In masonry, a “capstone” is the crowning piece that sits atop a completed construction. It is typically carved from harder material than the underlying stones, serves to drawn them together into a stable structure and to shield them from the erosive effects of the weather. While tempted, I will not ask for your help in rebuilding my garage this semester. Instead our “capstone” will be one of the crowning pieces of your psychology program. It will draw together some of what you have learned during your time as an undergraduate science major. By virtue of its being a writing intensive course, it will also help you to sharpen your skills in written communication. Regardless of where your post-collegiate adventures lead, the ability to communicate effectively and efficiently in writing will, like a capstone, serve your education in an encompassing manner.
Our focus is on action, a topic that until recently has been given little attention by mainstream psychology. By contrast, the study of action is central to the interdisciplinary field of Cognitive Neuroscience, my own area of expertise. Actions are goal-directed and undertaken by choice. That is, we decide which actions to pursue based on our perceptions, memories, motivations, personalities, emotional states, etc. Action is therefore a perfect focus for an integrative “capstone” course. As opposed to the more traditional topics that preoccupy cognitive psychologists (e.g., memory, perception, attention), actions are what natural selection operates on. The probability that an organism (including you) will reproduce does not depend directly on any of these isolated mental events. It depends instead on how the organism behaves, how it acts in the world. The study of action therefore serves to connect psychology to the rest of biological science.

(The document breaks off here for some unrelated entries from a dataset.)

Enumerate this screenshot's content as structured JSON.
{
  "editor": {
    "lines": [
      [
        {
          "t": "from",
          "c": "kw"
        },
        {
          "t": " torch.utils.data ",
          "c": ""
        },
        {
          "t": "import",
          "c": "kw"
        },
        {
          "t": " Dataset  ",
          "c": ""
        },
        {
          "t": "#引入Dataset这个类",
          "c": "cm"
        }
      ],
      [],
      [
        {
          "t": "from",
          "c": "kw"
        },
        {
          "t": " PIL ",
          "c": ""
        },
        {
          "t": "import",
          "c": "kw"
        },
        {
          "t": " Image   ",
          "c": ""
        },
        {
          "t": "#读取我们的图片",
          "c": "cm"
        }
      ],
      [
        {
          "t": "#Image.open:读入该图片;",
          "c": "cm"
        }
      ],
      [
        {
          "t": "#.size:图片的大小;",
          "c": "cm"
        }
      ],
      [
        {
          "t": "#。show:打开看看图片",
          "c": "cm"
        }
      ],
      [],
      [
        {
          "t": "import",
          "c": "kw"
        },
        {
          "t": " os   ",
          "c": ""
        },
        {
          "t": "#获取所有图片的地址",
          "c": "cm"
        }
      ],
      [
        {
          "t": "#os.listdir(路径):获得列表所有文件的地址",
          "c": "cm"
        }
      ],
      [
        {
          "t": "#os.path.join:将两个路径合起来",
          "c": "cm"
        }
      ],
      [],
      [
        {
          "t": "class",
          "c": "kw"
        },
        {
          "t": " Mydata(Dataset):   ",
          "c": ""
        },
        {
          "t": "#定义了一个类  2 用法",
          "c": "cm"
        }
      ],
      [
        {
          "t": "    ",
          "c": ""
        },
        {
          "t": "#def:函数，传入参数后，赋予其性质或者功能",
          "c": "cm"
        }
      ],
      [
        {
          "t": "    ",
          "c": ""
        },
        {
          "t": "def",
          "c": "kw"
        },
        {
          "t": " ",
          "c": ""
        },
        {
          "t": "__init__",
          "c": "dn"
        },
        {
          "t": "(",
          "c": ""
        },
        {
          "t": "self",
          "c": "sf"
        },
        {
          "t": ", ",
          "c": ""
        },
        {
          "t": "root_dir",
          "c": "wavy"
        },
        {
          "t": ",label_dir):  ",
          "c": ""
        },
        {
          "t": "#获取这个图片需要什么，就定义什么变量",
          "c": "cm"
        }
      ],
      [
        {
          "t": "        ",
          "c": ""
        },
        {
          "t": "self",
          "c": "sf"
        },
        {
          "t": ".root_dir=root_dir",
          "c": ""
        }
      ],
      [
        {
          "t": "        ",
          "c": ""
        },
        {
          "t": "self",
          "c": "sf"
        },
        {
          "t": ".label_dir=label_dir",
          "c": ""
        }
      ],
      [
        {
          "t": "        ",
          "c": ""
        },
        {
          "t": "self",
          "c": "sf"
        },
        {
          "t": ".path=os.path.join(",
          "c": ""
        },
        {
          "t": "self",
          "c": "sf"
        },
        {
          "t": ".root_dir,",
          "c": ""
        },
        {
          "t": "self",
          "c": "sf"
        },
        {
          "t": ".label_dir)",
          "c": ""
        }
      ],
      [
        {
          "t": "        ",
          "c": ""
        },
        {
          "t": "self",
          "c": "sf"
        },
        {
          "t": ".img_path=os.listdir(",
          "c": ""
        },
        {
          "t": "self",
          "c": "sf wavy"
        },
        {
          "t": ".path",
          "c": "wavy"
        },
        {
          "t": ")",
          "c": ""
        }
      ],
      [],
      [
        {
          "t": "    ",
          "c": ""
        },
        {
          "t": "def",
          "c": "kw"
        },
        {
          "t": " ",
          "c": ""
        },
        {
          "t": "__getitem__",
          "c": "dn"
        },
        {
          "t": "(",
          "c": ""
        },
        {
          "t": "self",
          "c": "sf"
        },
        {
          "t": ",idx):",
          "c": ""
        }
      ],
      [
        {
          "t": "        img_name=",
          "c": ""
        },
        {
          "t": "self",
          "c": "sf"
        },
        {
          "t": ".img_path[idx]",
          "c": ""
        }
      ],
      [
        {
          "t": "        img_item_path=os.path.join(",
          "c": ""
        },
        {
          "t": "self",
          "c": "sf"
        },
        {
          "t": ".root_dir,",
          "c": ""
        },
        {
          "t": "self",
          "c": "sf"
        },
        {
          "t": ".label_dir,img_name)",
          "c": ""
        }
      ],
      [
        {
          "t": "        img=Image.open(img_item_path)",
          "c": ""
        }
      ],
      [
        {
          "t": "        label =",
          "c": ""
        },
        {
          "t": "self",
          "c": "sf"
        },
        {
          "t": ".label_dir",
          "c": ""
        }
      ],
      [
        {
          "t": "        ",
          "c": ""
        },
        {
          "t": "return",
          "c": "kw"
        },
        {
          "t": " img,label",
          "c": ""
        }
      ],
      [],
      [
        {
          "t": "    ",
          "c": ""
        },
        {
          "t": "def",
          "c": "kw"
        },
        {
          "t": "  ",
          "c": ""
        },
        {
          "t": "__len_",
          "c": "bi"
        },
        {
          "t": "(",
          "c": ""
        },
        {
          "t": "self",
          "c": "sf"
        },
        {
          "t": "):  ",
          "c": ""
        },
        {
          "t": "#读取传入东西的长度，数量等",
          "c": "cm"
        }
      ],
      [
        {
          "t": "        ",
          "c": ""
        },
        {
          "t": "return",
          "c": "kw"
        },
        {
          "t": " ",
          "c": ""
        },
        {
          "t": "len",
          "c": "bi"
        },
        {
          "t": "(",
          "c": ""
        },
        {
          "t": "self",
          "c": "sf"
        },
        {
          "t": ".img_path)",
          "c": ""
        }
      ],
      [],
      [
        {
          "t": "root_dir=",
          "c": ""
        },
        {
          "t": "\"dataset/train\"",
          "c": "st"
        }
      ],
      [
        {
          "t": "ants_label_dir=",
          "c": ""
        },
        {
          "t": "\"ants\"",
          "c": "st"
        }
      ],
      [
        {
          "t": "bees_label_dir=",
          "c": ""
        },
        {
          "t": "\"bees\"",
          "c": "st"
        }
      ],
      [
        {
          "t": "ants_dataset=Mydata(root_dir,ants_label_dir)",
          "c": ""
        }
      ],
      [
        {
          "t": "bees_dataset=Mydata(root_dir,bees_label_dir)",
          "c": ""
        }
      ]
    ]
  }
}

Action is an enormous topic. We will devote our limited time to what is currently known about how we use information from vision and our other senses to select and guide fundamental actions in the world (e.g., reaching, grasping and manipulating objects, gesturing and using tools). This particular area of cognitive neuroscience has undergone a major revolution in the past thirty years, brought about by advances in our understanding of the human brain. My own research has played a role in this revolution, and I will endeavor to share the inside stories from these experiences, which have involved using the latest brain imaging and brain stimulation techniques, and also studying some fascinating patients whose brain injuries have revealed the inner workings of action mechanisms. When relevant, we will consider the implications of these findings for improving rehabilitation for those with brain, spinal cord, or bodily injuries.